I don’t have to actually read S-T-O-P to know that the big red octagon means I am supposed to stop. If it didn’t say “STOP” I would probably notice that too. The human brain is fast enough to do that work without having to be so deliberate and methodical about it.

Out on the highway, signs are less frequent, but equally important. We really need to pay attention to things like the silhouette of a deer, “Right Lane Ends”, or those sideways chevrons warning of a very sharp turn. The big difference is that in the city, you have more time to take in the information.

I’ve developed the habit, while waiting at a stop light, to check to see what the speed limit is ahead. I really hate getting speeding tickets. Out on the road where there aren’t signal lights and you’re going over 60, you need to have the ability to see the warnings of the hazards ahead. You have to do this while driving.

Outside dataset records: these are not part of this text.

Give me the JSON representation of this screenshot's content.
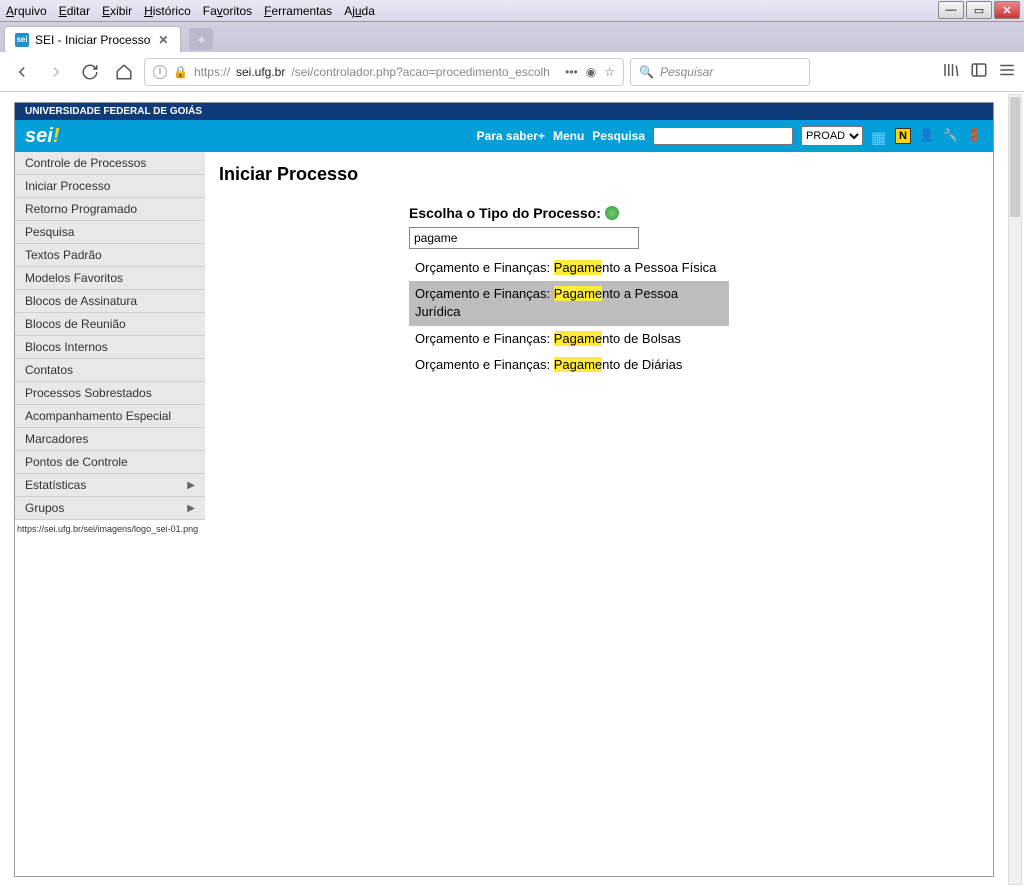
{
  "browser": {
    "menu": [
      "Arquivo",
      "Editar",
      "Exibir",
      "Histórico",
      "Favoritos",
      "Ferramentas",
      "Ajuda"
    ],
    "tab_title": "SEI - Iniciar Processo",
    "url_prefix": "https://",
    "url_domain": "sei.ufg.br",
    "url_path": "/sei/controlador.php?acao=procedimento_escolh",
    "search_placeholder": "Pesquisar",
    "status_url": "https://sei.ufg.br/sei/imagens/logo_sei-01.png"
  },
  "sei": {
    "org": "UNIVERSIDADE FEDERAL DE GOIÁS",
    "logo": "sei!",
    "header_links": [
      "Para saber+",
      "Menu",
      "Pesquisa"
    ],
    "unit_select": "PROAD",
    "sidebar": {
      "items": [
        "Controle de Processos",
        "Iniciar Processo",
        "Retorno Programado",
        "Pesquisa",
        "Textos Padrão",
        "Modelos Favoritos",
        "Blocos de Assinatura",
        "Blocos de Reunião",
        "Blocos Internos",
        "Contatos",
        "Processos Sobrestados",
        "Acompanhamento Especial",
        "Marcadores",
        "Pontos de Controle"
      ],
      "expandable": [
        "Estatísticas",
        "Grupos"
      ]
    },
    "main": {
      "title": "Iniciar Processo",
      "choose_label": "Escolha o Tipo do Processo:",
      "filter_value": "pagame",
      "results": [
        {
          "pre": "Orçamento e Finanças: ",
          "hl": "Pagame",
          "post": "nto a Pessoa Física",
          "hover": false
        },
        {
          "pre": "Orçamento e Finanças: ",
          "hl": "Pagame",
          "post": "nto a Pessoa Jurídica",
          "hover": true
        },
        {
          "pre": "Orçamento e Finanças: ",
          "hl": "Pagame",
          "post": "nto de Bolsas",
          "hover": false
        },
        {
          "pre": "Orçamento e Finanças: ",
          "hl": "Pagame",
          "post": "nto de Diárias",
          "hover": false
        }
      ]
    }
  }
}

Think what a mess and delay it would be if you had to stop at every sign and examine it to see what it meant. Even worse, how it would be if you had to analyze it and speculate as to why the sign was there, what might happen if you ignore it, whether your plans have to change, or what the meaning of the road was.

I think of emotions as being like signs. They warn us of the condition of the road. They give us insight into the decisions we have to make, like which way to turn and how far we have to go. The biggest mistake I think that people make is to confuse the signs with the road or the journey.

Don’t get me wrong. I think feelings are extremely important. They should not only be acknowledged, but shared. The information they provided should definitely be heeded. True intimacy requires an exchange of feelings and thoughts.

The problem is in letting the examination of feelings slow up the journey. Like the absurd idea of stopping at every sign on the road and overthinking its meaning, getting stuck in every emotion can slow personal growth.

Many people have developed an attitude towards feelings that creates a lot of misery. Dwelling on negativity can produce more negativity. Dwelling on too much positivity can allow you to miss important information. Acknowledge the feelings and then get a move on.


2 people like this post.

Leave a Reply

If your comment is a support question, please post it at the forums.